Exercise brief:
Pull each line holding "документа" out of the entries below.

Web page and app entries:
=== Begin Enclosure ===

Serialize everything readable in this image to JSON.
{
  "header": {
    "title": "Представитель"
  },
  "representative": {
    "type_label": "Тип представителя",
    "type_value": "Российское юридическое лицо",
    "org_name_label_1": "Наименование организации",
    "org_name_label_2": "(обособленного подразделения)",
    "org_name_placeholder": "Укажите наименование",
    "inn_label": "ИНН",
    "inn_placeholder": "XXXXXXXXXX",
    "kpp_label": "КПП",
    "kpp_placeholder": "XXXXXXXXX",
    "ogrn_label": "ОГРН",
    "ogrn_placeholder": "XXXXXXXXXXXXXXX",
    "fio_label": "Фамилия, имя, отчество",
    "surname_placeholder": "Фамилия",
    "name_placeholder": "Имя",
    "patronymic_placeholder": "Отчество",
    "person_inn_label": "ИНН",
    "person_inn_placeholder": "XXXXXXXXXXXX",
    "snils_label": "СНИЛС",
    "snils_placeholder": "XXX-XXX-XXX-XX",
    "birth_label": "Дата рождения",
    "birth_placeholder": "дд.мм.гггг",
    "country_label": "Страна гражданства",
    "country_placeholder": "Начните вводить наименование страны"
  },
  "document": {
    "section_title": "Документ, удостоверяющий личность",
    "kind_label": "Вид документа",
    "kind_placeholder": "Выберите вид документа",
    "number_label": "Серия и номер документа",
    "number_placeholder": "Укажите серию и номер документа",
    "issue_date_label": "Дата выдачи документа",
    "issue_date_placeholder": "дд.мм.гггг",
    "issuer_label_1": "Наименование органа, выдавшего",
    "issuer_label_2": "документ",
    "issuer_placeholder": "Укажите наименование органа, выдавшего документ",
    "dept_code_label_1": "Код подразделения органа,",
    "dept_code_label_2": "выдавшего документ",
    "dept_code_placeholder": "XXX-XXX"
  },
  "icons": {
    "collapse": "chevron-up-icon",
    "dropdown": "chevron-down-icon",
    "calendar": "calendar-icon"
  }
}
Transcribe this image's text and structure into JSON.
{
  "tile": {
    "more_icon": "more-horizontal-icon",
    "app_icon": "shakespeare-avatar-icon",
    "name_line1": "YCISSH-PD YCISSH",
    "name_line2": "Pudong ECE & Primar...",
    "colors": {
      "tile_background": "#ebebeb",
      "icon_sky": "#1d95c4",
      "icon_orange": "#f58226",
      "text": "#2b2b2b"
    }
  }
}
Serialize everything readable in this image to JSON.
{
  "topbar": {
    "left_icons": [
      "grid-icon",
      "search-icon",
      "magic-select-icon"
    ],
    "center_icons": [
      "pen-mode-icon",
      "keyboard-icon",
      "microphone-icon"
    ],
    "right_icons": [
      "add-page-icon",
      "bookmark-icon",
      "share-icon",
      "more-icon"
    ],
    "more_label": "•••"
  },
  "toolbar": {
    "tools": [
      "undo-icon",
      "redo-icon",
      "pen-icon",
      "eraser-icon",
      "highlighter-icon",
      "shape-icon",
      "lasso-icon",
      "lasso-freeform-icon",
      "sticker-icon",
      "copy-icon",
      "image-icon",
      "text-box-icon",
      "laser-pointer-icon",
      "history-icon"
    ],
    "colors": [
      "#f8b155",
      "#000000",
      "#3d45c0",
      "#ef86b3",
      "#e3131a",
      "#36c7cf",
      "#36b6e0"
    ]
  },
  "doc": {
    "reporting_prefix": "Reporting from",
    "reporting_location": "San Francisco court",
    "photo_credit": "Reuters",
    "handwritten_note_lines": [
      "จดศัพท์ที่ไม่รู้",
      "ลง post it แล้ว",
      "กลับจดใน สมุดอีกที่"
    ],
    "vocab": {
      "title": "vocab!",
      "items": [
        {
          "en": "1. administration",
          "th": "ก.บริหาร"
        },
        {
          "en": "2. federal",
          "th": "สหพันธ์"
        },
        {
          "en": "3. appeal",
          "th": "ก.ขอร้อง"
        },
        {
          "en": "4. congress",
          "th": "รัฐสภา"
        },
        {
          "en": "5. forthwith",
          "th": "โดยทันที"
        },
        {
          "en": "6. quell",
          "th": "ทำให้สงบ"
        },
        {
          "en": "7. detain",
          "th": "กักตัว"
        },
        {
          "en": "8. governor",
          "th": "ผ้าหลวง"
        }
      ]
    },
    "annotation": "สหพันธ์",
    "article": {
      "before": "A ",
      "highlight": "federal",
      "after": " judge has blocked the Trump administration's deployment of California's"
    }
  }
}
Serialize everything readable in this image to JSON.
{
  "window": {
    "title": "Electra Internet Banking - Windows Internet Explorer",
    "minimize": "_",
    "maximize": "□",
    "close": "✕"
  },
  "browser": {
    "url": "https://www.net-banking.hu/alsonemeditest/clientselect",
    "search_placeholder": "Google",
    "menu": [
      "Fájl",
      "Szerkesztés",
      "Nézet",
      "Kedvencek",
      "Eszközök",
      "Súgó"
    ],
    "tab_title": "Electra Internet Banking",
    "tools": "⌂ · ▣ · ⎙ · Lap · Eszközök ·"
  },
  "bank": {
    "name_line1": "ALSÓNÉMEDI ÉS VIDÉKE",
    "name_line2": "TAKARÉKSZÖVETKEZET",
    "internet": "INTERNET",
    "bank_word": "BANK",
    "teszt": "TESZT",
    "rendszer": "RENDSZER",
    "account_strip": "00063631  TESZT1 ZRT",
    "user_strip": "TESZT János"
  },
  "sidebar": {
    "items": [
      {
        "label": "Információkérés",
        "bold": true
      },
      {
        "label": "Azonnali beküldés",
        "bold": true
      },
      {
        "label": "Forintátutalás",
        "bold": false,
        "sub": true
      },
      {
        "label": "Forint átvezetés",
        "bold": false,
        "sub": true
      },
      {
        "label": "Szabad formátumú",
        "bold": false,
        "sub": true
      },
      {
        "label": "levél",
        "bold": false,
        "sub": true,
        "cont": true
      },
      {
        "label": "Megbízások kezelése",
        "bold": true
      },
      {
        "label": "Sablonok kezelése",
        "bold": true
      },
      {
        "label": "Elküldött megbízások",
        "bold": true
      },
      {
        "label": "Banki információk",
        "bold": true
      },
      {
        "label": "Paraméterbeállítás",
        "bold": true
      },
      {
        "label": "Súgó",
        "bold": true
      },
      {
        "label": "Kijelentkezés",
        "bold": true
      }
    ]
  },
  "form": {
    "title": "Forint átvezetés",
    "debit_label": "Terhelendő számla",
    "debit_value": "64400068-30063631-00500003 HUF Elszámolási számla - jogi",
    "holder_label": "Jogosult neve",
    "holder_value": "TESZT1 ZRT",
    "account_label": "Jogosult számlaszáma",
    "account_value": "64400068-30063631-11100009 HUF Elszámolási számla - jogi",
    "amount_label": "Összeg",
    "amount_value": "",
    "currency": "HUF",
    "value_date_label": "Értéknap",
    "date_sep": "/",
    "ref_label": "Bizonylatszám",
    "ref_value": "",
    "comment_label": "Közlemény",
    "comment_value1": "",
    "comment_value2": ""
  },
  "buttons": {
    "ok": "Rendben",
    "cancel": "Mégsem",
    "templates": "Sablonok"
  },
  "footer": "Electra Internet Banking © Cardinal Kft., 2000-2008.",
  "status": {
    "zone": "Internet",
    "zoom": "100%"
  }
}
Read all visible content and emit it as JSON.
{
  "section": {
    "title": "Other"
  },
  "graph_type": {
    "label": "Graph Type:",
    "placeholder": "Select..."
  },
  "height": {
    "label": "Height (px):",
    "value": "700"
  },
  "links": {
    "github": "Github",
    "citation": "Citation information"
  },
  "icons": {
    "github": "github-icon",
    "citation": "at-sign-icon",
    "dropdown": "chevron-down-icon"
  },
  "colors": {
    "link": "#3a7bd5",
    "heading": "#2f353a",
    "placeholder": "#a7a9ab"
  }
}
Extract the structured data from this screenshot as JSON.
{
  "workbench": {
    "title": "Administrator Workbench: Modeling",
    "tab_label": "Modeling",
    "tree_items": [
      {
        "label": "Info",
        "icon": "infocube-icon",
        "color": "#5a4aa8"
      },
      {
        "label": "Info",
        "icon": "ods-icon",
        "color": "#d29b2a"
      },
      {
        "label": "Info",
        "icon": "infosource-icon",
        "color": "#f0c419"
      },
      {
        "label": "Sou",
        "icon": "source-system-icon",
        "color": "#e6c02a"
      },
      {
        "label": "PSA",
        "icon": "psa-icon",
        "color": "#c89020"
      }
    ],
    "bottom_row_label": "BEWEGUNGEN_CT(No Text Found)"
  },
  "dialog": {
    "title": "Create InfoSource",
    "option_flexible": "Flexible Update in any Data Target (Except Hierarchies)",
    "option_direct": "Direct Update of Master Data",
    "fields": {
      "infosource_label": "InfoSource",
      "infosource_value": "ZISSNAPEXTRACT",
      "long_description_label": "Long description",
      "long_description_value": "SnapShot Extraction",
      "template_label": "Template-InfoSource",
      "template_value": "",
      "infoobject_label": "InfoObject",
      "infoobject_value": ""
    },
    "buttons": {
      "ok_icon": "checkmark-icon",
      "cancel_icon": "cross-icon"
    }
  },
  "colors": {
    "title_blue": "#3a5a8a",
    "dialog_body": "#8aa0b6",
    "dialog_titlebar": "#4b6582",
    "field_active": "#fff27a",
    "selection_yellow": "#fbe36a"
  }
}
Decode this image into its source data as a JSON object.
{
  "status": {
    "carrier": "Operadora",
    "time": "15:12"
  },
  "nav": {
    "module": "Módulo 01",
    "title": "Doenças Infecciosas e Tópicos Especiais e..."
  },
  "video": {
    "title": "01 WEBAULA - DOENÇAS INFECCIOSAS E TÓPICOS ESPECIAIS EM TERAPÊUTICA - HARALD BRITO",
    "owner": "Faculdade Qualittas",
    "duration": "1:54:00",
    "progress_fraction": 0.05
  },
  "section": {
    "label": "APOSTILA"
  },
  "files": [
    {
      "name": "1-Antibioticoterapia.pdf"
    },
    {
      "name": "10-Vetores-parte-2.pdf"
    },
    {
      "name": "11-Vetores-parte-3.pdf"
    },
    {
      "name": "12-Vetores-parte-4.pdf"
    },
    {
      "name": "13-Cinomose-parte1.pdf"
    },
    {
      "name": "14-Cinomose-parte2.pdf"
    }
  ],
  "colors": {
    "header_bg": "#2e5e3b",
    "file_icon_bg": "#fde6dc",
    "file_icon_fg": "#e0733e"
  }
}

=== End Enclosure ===

Exercise output:
    "kind_label": "Вид документа",
    "kind_placeholder": "Выберите вид документа",
    "number_label": "Серия и номер документа",
    "number_placeholder": "Укажите серию и номер документа",
    "issue_date_label": "Дата выдачи документа",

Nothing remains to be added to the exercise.